I started seeing it everywhere. I started extending it to the way I managed my calendar. I didn't want to like anything for a Friday night or cram task after task in a one hour period. And I wanted to have a calendar. I wanted to have something that I could look at and plan ahead for myself. So I wasn't flying by the seat of my pants. So I was getting done what I said I was going to get done. And it changed how I talked to myself generally. And especially when I saw myself procrastinating and I talked about this in the last episode, how it helped me move through my distractions quicker. And it also helped me really decide how to plan my week. When I planned my week, I created more time to move, to learn things to play. And it made a difference in the boundaries I made around work to ensure it didn't take over my life.

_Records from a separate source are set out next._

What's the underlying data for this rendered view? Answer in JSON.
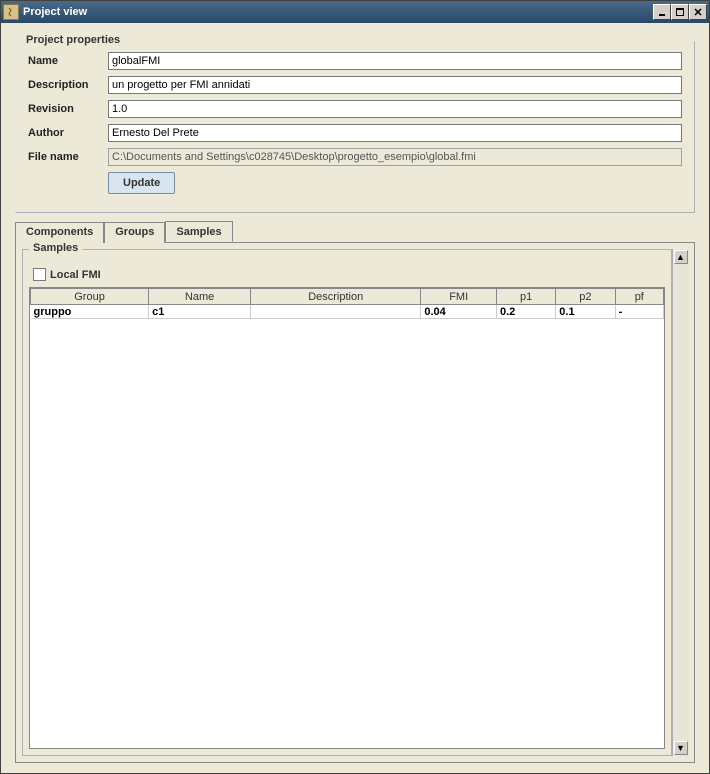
{
  "window": {
    "title": "Project view"
  },
  "properties": {
    "legend": "Project properties",
    "labels": {
      "name": "Name",
      "description": "Description",
      "revision": "Revision",
      "author": "Author",
      "filename": "File name"
    },
    "values": {
      "name": "globalFMI",
      "description": "un progetto per FMI annidati",
      "revision": "1.0",
      "author": "Ernesto Del Prete",
      "filename": "C:\\Documents and Settings\\c028745\\Desktop\\progetto_esempio\\global.fmi"
    },
    "update_label": "Update"
  },
  "tabs": {
    "components": "Components",
    "groups": "Groups",
    "samples": "Samples",
    "selected": "samples"
  },
  "samples": {
    "legend": "Samples",
    "local_fmi_label": "Local FMI",
    "local_fmi_checked": false,
    "columns": [
      "Group",
      "Name",
      "Description",
      "FMI",
      "p1",
      "p2",
      "pf"
    ],
    "rows": [
      {
        "group": "gruppo",
        "name": "c1",
        "description": "",
        "fmi": "0.04",
        "p1": "0.2",
        "p2": "0.1",
        "pf": "-"
      }
    ]
  }
}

And that's exactly what Nancy did by referring a matter out. So once you start practicing, having compassion for yourself, you get into this habit. It begins spreading into everything that you do. And pretty soon you find yourself being happier and more productive go figure, right? This is pretty much the opposite of what most lawyers do. So where do you hear yourself beating yourself up? Where do you find yourself be rating yourself? And most of all, and this is really important. Where do you find this showing up in your practice, around the new attorneys who are coming up in the law? Because if we keep, you know, giving this momentum to this thought that the beatings will continue until the morale improves, then we're never going to change the legal profession. So here's some questions to start asking yourself when it shows up for you and maybe it'll start helping you think through how you can mentor other lawyers when it comes up.

When you start seeing it show up for young attorneys, when do these beatings happen the most? What could you say to yourself instead? Okay. Some suggestions ask yourself, how would this be different? If I was nicer to myself, what would this look like? An assignment, whatever you have going on, what would this look like? If it were easier? What's the one thing I can do today to show myself that I love myself. And here's one last thing I want to leave you with. You are 100% lovable. Exactly. As you are, you don't need to work harder to be more lovable. I love you. And there is nothing you can do about it. All right? I hope you have a wonderful week. I hope you take this to heart and I will talk to you soon. Bye. If you love what you're learning on the podcast, imagine how you'll evolve. When you start implementing what you're learning, you can learn how to work with me to do just that by scheduling a free strategy session, go to dinacataldo.com. That's dinacataldo.com. Talk to you soon.